*Dataset excerpts*:
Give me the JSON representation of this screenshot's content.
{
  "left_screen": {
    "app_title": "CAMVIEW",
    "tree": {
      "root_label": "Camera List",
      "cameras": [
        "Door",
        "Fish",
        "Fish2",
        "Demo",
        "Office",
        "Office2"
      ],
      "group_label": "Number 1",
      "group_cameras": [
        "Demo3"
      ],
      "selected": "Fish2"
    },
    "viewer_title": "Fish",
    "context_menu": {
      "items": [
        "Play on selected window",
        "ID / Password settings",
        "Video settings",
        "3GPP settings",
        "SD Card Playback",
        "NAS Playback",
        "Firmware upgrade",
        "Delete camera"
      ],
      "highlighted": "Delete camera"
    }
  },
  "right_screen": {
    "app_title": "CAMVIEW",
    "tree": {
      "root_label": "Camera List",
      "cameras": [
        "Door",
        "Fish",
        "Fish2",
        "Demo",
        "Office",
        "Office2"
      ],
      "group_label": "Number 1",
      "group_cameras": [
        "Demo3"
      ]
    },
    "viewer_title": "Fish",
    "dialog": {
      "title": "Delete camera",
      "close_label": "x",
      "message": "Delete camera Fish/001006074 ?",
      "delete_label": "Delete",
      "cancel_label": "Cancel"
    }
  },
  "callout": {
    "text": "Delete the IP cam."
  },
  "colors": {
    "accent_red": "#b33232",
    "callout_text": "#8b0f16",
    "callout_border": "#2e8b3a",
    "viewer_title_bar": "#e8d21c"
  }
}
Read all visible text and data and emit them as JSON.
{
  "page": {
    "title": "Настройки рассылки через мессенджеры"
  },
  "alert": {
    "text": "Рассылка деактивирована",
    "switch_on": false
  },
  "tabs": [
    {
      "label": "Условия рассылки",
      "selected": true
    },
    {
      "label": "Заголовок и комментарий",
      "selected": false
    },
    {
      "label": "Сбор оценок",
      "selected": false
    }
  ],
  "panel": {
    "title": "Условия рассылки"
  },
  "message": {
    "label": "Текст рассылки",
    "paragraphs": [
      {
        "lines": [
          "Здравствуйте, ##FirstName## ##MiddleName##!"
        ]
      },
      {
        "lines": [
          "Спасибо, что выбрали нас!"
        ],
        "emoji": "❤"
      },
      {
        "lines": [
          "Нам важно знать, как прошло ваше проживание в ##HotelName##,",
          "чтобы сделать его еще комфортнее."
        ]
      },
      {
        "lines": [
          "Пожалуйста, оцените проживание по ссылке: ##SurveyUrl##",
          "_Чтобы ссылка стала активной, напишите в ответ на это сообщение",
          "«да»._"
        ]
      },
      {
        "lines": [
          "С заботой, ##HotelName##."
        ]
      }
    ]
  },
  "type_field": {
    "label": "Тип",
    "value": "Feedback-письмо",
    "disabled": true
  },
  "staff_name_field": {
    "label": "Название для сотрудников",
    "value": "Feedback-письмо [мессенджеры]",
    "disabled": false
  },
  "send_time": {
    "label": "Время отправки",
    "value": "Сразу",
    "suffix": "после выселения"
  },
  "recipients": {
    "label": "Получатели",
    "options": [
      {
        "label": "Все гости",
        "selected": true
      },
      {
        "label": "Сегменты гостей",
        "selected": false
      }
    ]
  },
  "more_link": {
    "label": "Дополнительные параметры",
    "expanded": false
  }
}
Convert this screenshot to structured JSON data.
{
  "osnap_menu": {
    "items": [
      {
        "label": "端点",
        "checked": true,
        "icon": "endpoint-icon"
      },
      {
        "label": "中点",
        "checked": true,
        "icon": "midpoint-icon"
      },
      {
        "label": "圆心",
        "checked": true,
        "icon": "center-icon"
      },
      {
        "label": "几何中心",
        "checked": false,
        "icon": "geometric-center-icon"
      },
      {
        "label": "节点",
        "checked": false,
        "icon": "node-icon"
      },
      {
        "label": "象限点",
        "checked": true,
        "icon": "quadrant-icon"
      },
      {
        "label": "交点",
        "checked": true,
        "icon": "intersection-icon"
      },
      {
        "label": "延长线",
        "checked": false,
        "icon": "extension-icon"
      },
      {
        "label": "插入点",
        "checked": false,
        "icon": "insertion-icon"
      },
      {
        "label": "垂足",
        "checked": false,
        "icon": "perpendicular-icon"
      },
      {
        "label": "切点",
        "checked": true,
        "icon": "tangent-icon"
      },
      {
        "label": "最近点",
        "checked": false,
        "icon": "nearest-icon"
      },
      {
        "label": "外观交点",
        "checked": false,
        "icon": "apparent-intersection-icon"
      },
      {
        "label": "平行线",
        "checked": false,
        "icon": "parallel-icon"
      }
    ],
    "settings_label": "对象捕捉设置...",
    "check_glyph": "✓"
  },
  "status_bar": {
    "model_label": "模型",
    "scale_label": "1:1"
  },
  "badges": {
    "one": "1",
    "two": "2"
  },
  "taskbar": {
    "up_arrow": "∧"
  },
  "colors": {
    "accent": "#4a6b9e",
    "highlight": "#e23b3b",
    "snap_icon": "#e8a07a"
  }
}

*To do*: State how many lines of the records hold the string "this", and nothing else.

*Solved problem*: 2